the Amul brand, is increasing the production of smaller economy packs to retain consumers. “As there's an increasing demand for smaller packs for our dairy products, we are increasing the production of small packs. As of now, we are not seeing any signs of downtrading at Amul as consumers still look for quality dairy products,” said GCMMF managing director RS Sodhi.
The Indian FMCG industry, which registered 15% growth in 2012, is expected to slowdown in 2013. Boston Consultancy partner Amitabh Ball said a lot of discretionary and big-ticket spending is getting deferred with the economic downturn in India. “This is hurting categories like automobiles, personal care, luxury fragrances and durables. On the other hand, categories such as fresh food/nutrition and health are seeing trading up. We are witnessing some drop in volume growth across FMCG,” he added.
While some FMCG companies are gearing up to tackle the downtrading syndrome, there are others who are not worried about consumer's changing preferences this fiscal.
“Our sales growth has been good in Q1 FY14. Our brands are doing well across categories and we do not see any downtrading at GCPL (Godrej Consumer Products),” said GCPL chairman Adi Godrej.
Sharing similar views, ITC Foods chief executive Chitaranjan Dar said: “I am not witnessing any downtrading in the branded foods sector, Our sales ration between premium brands and mass brands remain the same.”
Echoing similar sentiments, Duncan Tea COO MC Appiah said there does not seem to be strong signs of downtrading at present as consumers have become conscious and more careful with their spending habits.
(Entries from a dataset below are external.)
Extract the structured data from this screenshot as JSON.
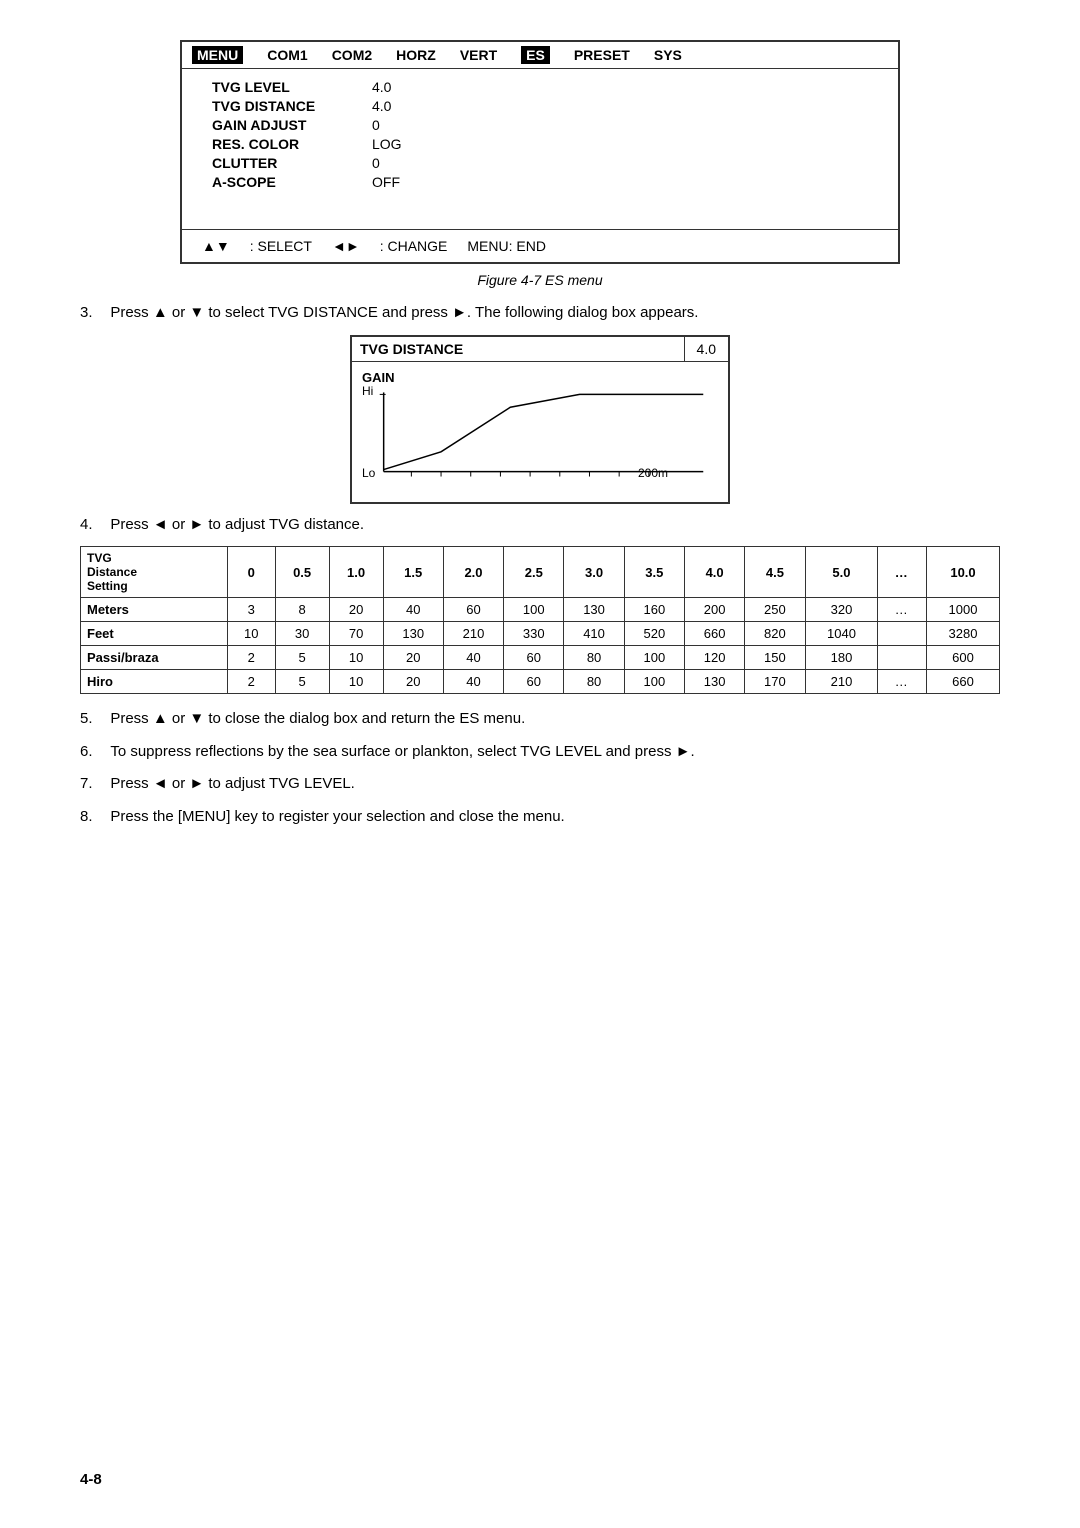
{
  "menu": {
    "tabs": [
      "MENU",
      "COM1",
      "COM2",
      "HORZ",
      "VERT",
      "ES",
      "PRESET",
      "SYS"
    ],
    "active_tab": "MENU",
    "highlighted_tab": "ES",
    "rows": [
      {
        "label": "TVG LEVEL",
        "value": "4.0"
      },
      {
        "label": "TVG DISTANCE",
        "value": "4.0"
      },
      {
        "label": "GAIN ADJUST",
        "value": "0"
      },
      {
        "label": "RES. COLOR",
        "value": "LOG"
      },
      {
        "label": "CLUTTER",
        "value": "0"
      },
      {
        "label": "A-SCOPE",
        "value": "OFF"
      }
    ],
    "footer": {
      "select_text": ": SELECT",
      "change_text": ": CHANGE",
      "end_text": "MENU: END"
    }
  },
  "figure_caption": "Figure 4-7 ES menu",
  "steps": [
    {
      "num": "3.",
      "text": "Press ▲ or ▼ to select TVG DISTANCE and press ►. The following dialog box appears."
    },
    {
      "num": "4.",
      "text": "Press ◄ or ► to adjust TVG distance."
    },
    {
      "num": "5.",
      "text": "Press ▲ or ▼ to close the dialog box and return the ES menu."
    },
    {
      "num": "6.",
      "text": "To suppress reflections by the sea surface or plankton, select TVG LEVEL and press ►."
    },
    {
      "num": "7.",
      "text": "Press ◄ or ► to adjust TVG LEVEL."
    },
    {
      "num": "8.",
      "text": "Press the [MENU] key to register your selection and close the menu."
    }
  ],
  "dialog": {
    "title": "TVG DISTANCE",
    "value": "4.0",
    "chart": {
      "gain_label": "GAIN",
      "hi_label": "Hi",
      "lo_label": "Lo",
      "distance_label": "200m"
    }
  },
  "table": {
    "headers": [
      "TVG\nDistance\nSetting",
      "0",
      "0.5",
      "1.0",
      "1.5",
      "2.0",
      "2.5",
      "3.0",
      "3.5",
      "4.0",
      "4.5",
      "5.0",
      "....",
      "10.0"
    ],
    "rows": [
      {
        "label": "Meters",
        "values": [
          "3",
          "8",
          "20",
          "40",
          "60",
          "100",
          "130",
          "160",
          "200",
          "250",
          "320",
          "....",
          "1000"
        ]
      },
      {
        "label": "Feet",
        "values": [
          "10",
          "30",
          "70",
          "130",
          "210",
          "330",
          "410",
          "520",
          "660",
          "820",
          "1040",
          "",
          "3280"
        ]
      },
      {
        "label": "Passi/braza",
        "values": [
          "2",
          "5",
          "10",
          "20",
          "40",
          "60",
          "80",
          "100",
          "120",
          "150",
          "180",
          "",
          "600"
        ]
      },
      {
        "label": "Hiro",
        "values": [
          "2",
          "5",
          "10",
          "20",
          "40",
          "60",
          "80",
          "100",
          "130",
          "170",
          "210",
          "....",
          "660"
        ]
      }
    ]
  },
  "page_number": "4-8"
}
When consumers buy mass brands instead of premium products, it will have an impact on the overall margins of many FMCG companies, said an FMCG analyst with a domestic brokerage firm in Mumbai. “Currently, the down trading syndrome is visible only in certain categories. We will get a clear picture in the next few months,” he added.